═════ Raw data

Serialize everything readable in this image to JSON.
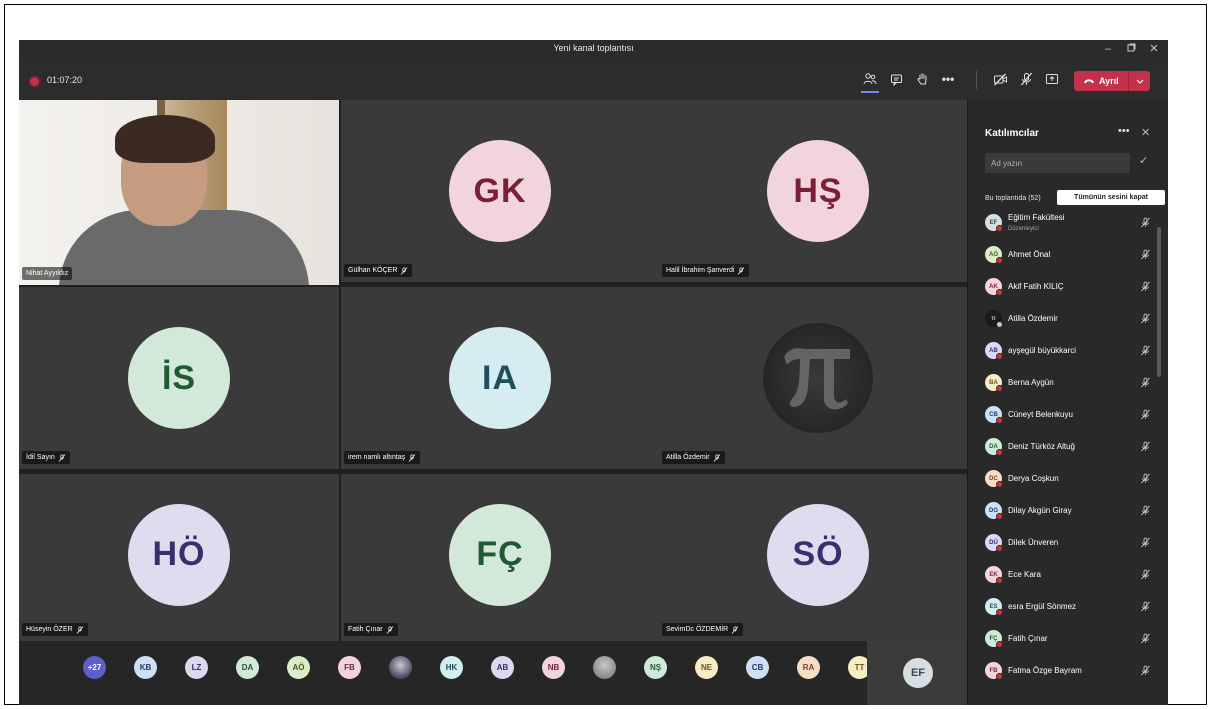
{
  "window": {
    "title": "Yeni kanal toplantısı"
  },
  "toolbar": {
    "timer": "01:07:20",
    "leave_label": "Ayrıl"
  },
  "tiles": [
    {
      "name": "Nihat Ayyıldız",
      "type": "video",
      "muted": false
    },
    {
      "name": "Gülhan KÖÇER",
      "initials": "GK",
      "bg": "#f2d4dc",
      "fg": "#7a1f3a",
      "muted": true
    },
    {
      "name": "Halil İbrahim Şanverdi",
      "initials": "HŞ",
      "bg": "#f2d4dc",
      "fg": "#7a1f3a",
      "muted": true
    },
    {
      "name": "İdil Sayın",
      "initials": "İS",
      "bg": "#d2e8d8",
      "fg": "#1f5a32",
      "muted": true
    },
    {
      "name": "irem namlı altıntaş",
      "initials": "IA",
      "bg": "#d5ecf0",
      "fg": "#1f4f5a",
      "muted": true
    },
    {
      "name": "Atilla Özdemir",
      "type": "pi-image",
      "muted": true
    },
    {
      "name": "Hüseyin ÖZER",
      "initials": "HÖ",
      "bg": "#e0dcf0",
      "fg": "#3a2f6b",
      "muted": true
    },
    {
      "name": "Fatih Çınar",
      "initials": "FÇ",
      "bg": "#d2e8d8",
      "fg": "#1f5a32",
      "muted": true
    },
    {
      "name": "SevimDc ÖZDEMİR",
      "initials": "SÖ",
      "bg": "#e0dcf0",
      "fg": "#3a2f6b",
      "muted": true
    }
  ],
  "strip": {
    "avatars": [
      {
        "initials": "+27",
        "bg": "#5b5fc7",
        "fg": "#ffffff"
      },
      {
        "initials": "KB",
        "bg": "#cfe0f5",
        "fg": "#1f3f6b"
      },
      {
        "initials": "LZ",
        "bg": "#dcd8f0",
        "fg": "#3a2f6b"
      },
      {
        "initials": "DA",
        "bg": "#d2e8d8",
        "fg": "#1f5a32"
      },
      {
        "initials": "AÖ",
        "bg": "#dcecc8",
        "fg": "#3f5a1f"
      },
      {
        "initials": "FB",
        "bg": "#f2d4dc",
        "fg": "#7a1f3a"
      },
      {
        "initials": "",
        "bg": "#4a4a6a",
        "fg": "#ffffff",
        "photo": true
      },
      {
        "initials": "HK",
        "bg": "#d5ecf0",
        "fg": "#1f4f5a"
      },
      {
        "initials": "AB",
        "bg": "#dcd8f0",
        "fg": "#3a2f6b"
      },
      {
        "initials": "NB",
        "bg": "#f2d4dc",
        "fg": "#7a1f3a"
      },
      {
        "initials": "",
        "bg": "#8a8a8a",
        "fg": "#ffffff",
        "photo": true
      },
      {
        "initials": "NŞ",
        "bg": "#d2e8d8",
        "fg": "#1f5a32"
      },
      {
        "initials": "NE",
        "bg": "#f7ecc4",
        "fg": "#6b531f"
      },
      {
        "initials": "CB",
        "bg": "#cfe0f5",
        "fg": "#1f3f6b"
      },
      {
        "initials": "RA",
        "bg": "#f8ddc6",
        "fg": "#7a3f1f"
      },
      {
        "initials": "TT",
        "bg": "#f7ecc4",
        "fg": "#6b531f"
      }
    ],
    "self_initials": "EF"
  },
  "panel": {
    "title": "Katılımcılar",
    "search_placeholder": "Ad yazın",
    "in_meeting": "Bu toplantıda (52)",
    "mute_all": "Tümünün sesini kapat",
    "participants": [
      {
        "initials": "EF",
        "name": "Eğitim Fakültesi",
        "sub": "Düzenleyici",
        "bg": "#d6dee2",
        "fg": "#384a58",
        "dot": "red"
      },
      {
        "initials": "AÖ",
        "name": "Ahmet Önal",
        "bg": "#dcecc8",
        "fg": "#3f5a1f",
        "dot": "red"
      },
      {
        "initials": "AK",
        "name": "Akif Fatih KILIÇ",
        "bg": "#f2d4dc",
        "fg": "#7a1f3a",
        "dot": "red"
      },
      {
        "initials": "π",
        "name": "Atilla Özdemir",
        "bg": "#1a1a1a",
        "fg": "#bbbbbb",
        "dot": "ok"
      },
      {
        "initials": "AB",
        "name": "ayşegül büyükkarci",
        "bg": "#dcd8f0",
        "fg": "#3a2f6b",
        "dot": "red"
      },
      {
        "initials": "BA",
        "name": "Berna Aygün",
        "bg": "#f7ecc4",
        "fg": "#6b531f",
        "dot": "red"
      },
      {
        "initials": "CB",
        "name": "Cüneyt Belenkuyu",
        "bg": "#cfe0f5",
        "fg": "#1f3f6b",
        "dot": "red"
      },
      {
        "initials": "DA",
        "name": "Deniz Türköz Altuğ",
        "bg": "#d2e8d8",
        "fg": "#1f5a32",
        "dot": "red"
      },
      {
        "initials": "DC",
        "name": "Derya Coşkun",
        "bg": "#f8ddc6",
        "fg": "#7a3f1f",
        "dot": "red"
      },
      {
        "initials": "DG",
        "name": "Dilay Akgün Giray",
        "bg": "#cfe0f5",
        "fg": "#1f3f6b",
        "dot": "red"
      },
      {
        "initials": "DÜ",
        "name": "Dilek Ünveren",
        "bg": "#dcd8f0",
        "fg": "#3a2f6b",
        "dot": "red"
      },
      {
        "initials": "EK",
        "name": "Ece Kara",
        "bg": "#f2d4dc",
        "fg": "#7a1f3a",
        "dot": "red"
      },
      {
        "initials": "ES",
        "name": "esra Ergül Sönmez",
        "bg": "#d5ecf0",
        "fg": "#1f4f5a",
        "dot": "red"
      },
      {
        "initials": "FÇ",
        "name": "Fatih Çınar",
        "bg": "#d2e8d8",
        "fg": "#1f5a32",
        "dot": "red"
      },
      {
        "initials": "FB",
        "name": "Fatma Özge Bayram",
        "bg": "#f2d4dc",
        "fg": "#7a1f3a",
        "dot": "red"
      }
    ]
  },
  "colors": {
    "accent": "#7f85f5",
    "leave": "#c4314b",
    "panel_bg": "#292929",
    "tile_bg": "#3a3a3a"
  }
}
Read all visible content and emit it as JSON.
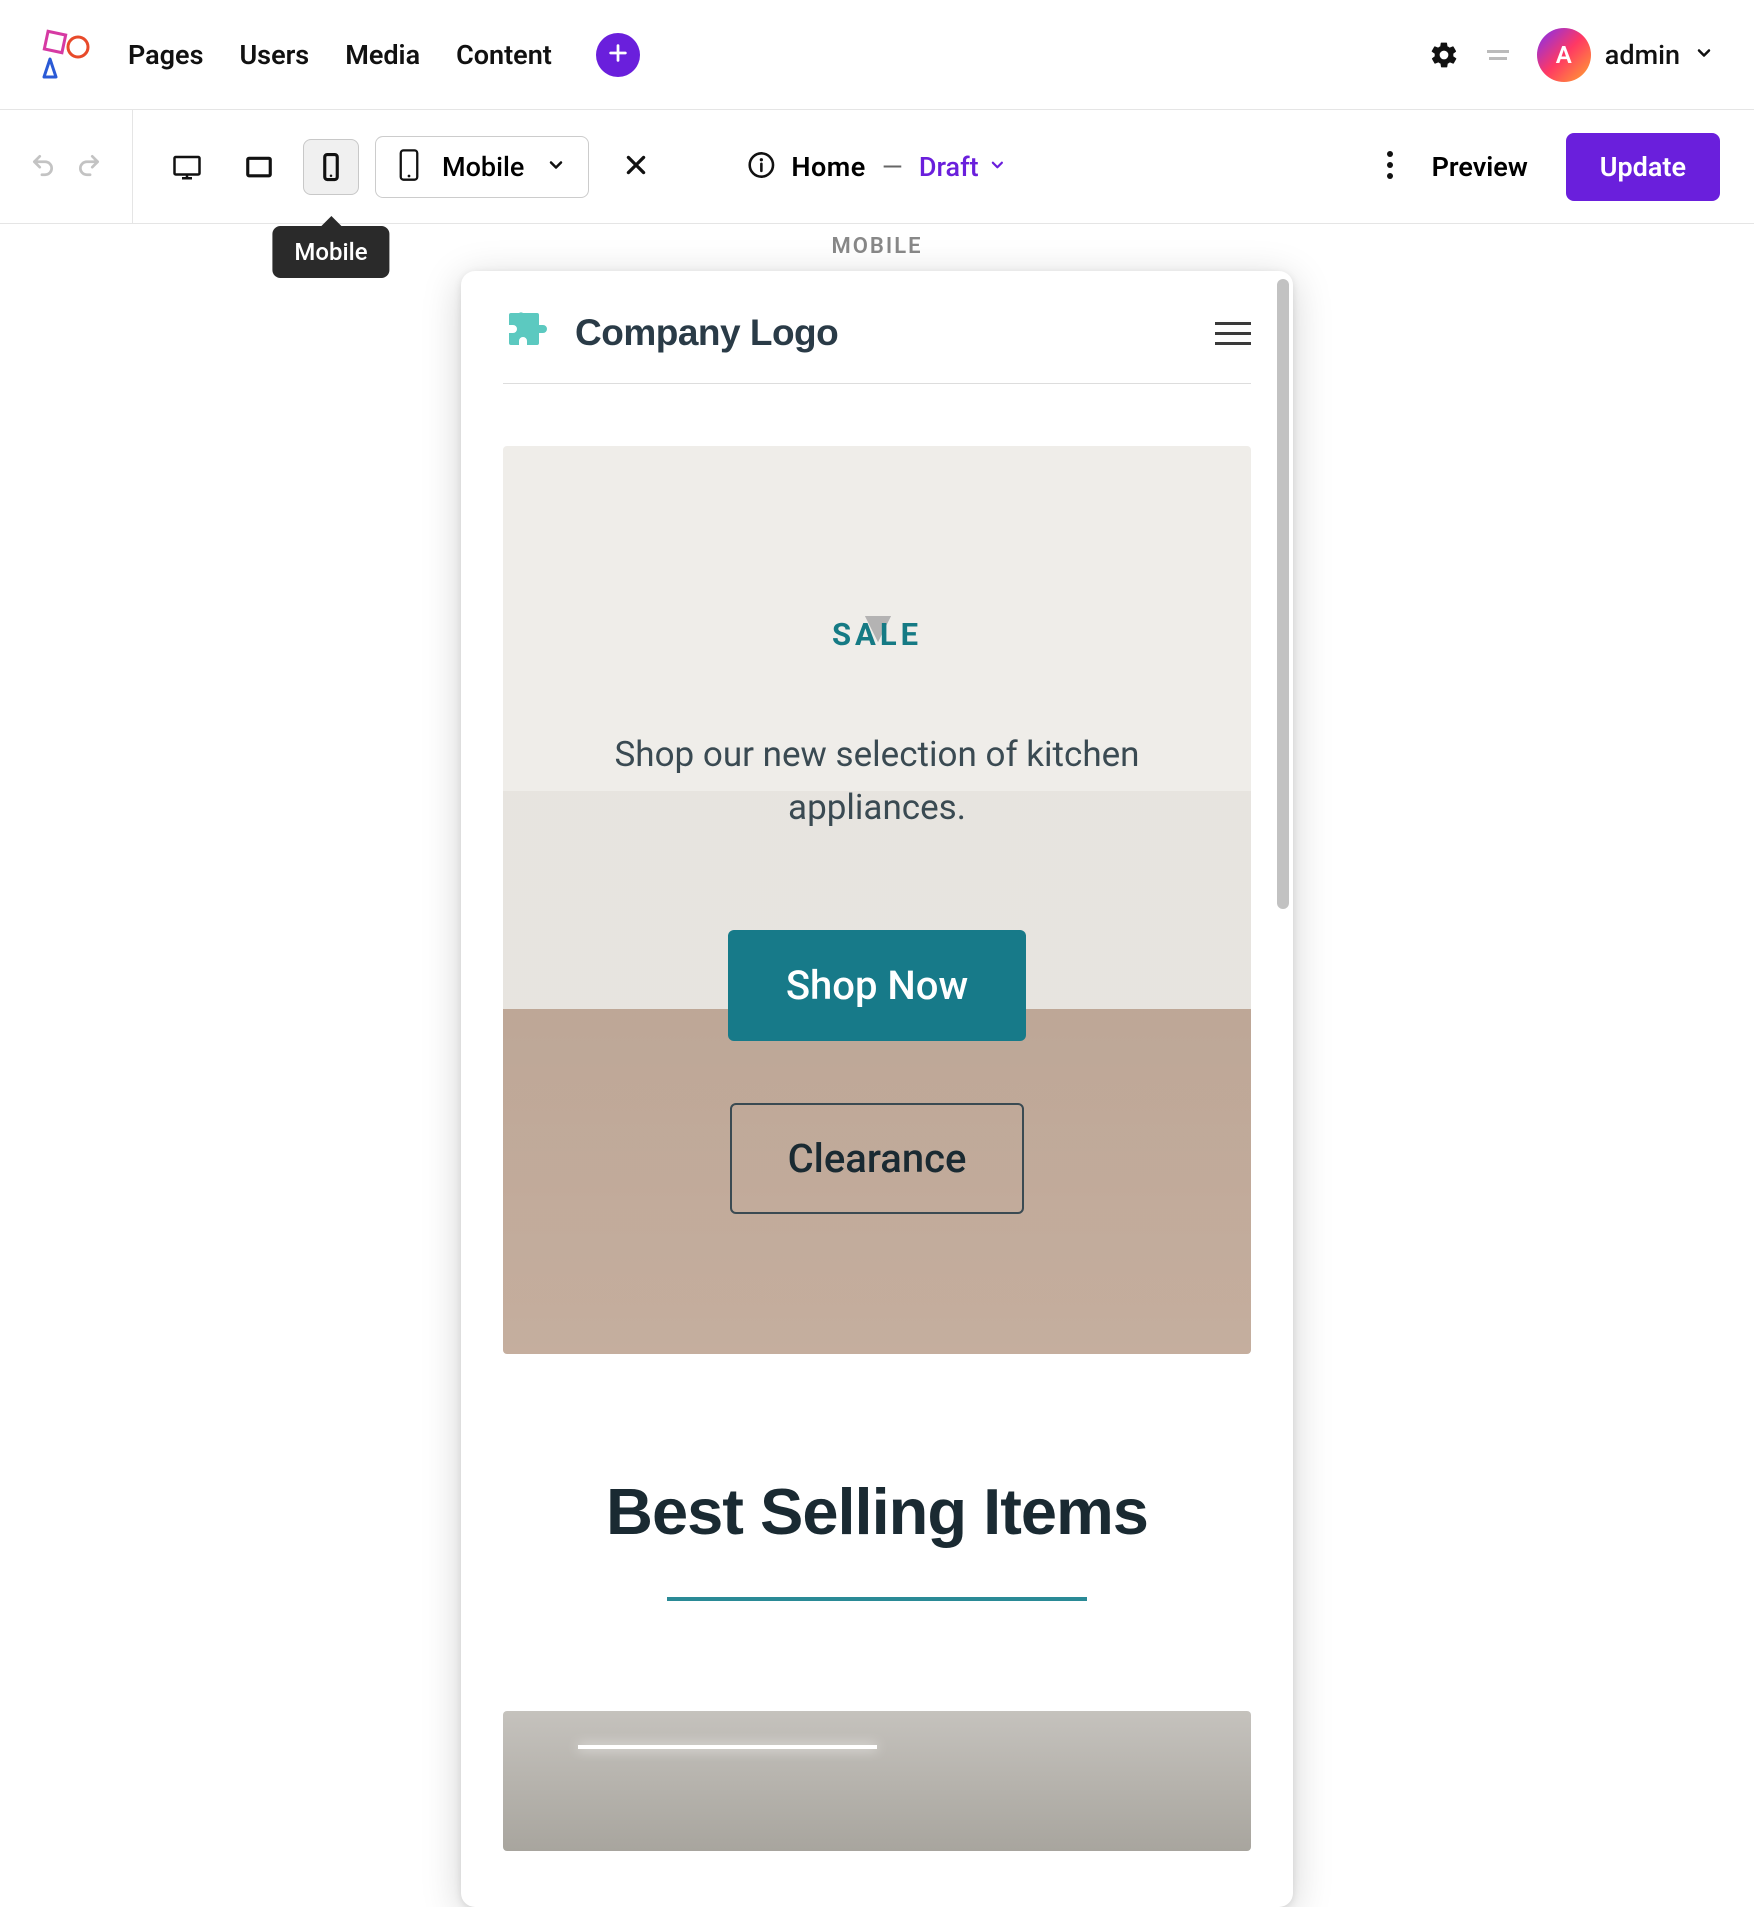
{
  "topbar": {
    "nav": {
      "pages": "Pages",
      "users": "Users",
      "media": "Media",
      "content": "Content"
    },
    "user": {
      "initial": "A",
      "name": "admin"
    }
  },
  "toolbar": {
    "device_select_label": "Mobile",
    "tooltip": "Mobile",
    "page_title": "Home",
    "dash": "—",
    "status_label": "Draft",
    "preview_label": "Preview",
    "update_label": "Update"
  },
  "canvas": {
    "label": "MOBILE",
    "site": {
      "logo_text": "Company Logo",
      "hero_eyebrow": "SALE",
      "hero_text": "Shop our new selection of kitchen appliances.",
      "cta_primary": "Shop Now",
      "cta_secondary": "Clearance",
      "section_title": "Best Selling Items"
    }
  },
  "colors": {
    "accent": "#6a1fdc",
    "site_teal": "#177a89"
  }
}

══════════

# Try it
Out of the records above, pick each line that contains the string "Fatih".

# Output below
      "name": "Fatih Çınar",
        "name": "Akif Fatih KILIÇ",
        "name": "Fatih Çınar",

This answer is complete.